WHAT TO DO> From the records that follow, copy every line that contains the word "heading".

'''

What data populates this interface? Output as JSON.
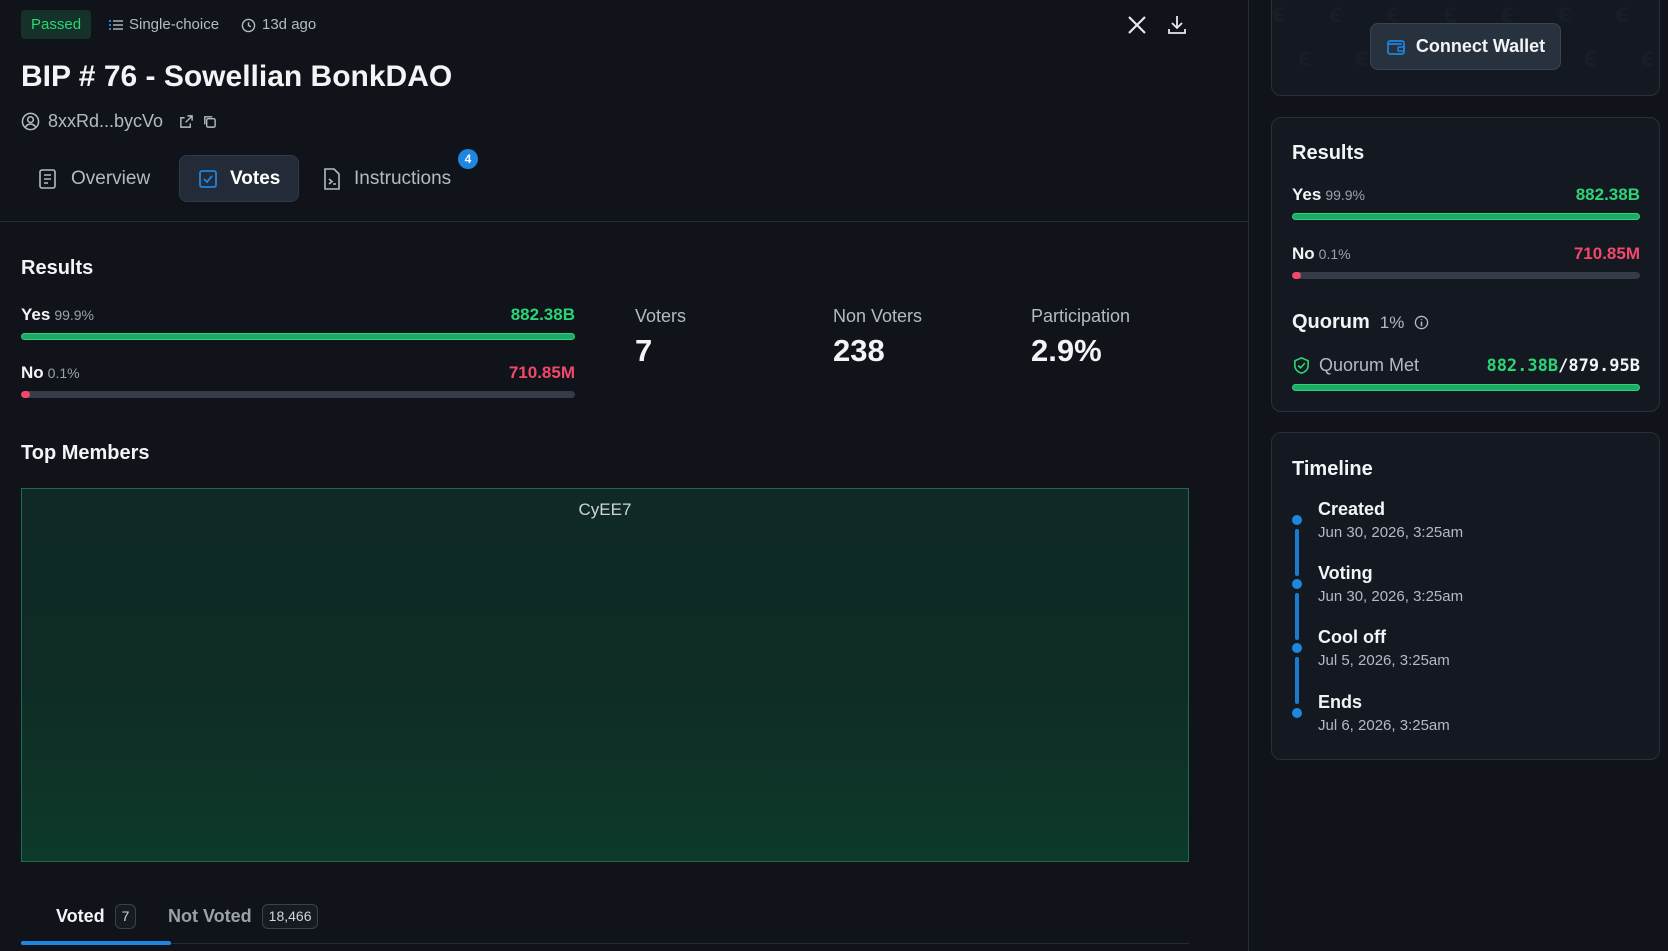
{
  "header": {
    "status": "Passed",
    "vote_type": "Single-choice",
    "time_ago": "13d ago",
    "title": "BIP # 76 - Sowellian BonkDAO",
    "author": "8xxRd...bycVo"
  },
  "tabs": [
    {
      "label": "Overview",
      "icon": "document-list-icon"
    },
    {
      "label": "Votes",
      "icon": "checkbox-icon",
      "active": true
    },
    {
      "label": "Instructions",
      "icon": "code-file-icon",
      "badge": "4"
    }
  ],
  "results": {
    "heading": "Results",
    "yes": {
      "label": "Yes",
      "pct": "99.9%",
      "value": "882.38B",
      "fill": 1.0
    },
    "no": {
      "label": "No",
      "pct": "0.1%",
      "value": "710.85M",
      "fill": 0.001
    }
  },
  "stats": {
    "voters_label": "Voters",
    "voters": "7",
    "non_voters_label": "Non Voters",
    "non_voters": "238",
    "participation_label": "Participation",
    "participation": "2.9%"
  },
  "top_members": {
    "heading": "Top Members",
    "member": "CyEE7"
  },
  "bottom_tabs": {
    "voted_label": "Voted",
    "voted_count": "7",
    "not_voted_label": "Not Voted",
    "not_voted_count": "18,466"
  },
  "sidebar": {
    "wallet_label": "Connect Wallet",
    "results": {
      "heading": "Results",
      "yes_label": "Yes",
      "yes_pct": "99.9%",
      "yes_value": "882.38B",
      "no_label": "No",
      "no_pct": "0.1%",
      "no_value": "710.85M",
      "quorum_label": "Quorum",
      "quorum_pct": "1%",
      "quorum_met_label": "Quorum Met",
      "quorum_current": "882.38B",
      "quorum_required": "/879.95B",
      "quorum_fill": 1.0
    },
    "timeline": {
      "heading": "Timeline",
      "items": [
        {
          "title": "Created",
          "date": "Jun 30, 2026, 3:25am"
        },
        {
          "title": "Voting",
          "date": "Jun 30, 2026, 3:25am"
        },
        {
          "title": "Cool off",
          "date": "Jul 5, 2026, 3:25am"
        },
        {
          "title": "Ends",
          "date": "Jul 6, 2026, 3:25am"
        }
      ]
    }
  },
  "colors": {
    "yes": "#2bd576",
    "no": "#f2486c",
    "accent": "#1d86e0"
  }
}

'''

ANSWER AREA>
    "heading": "Results",
    "heading": "Top Members",
      "heading": "Results",
      "heading": "Timeline",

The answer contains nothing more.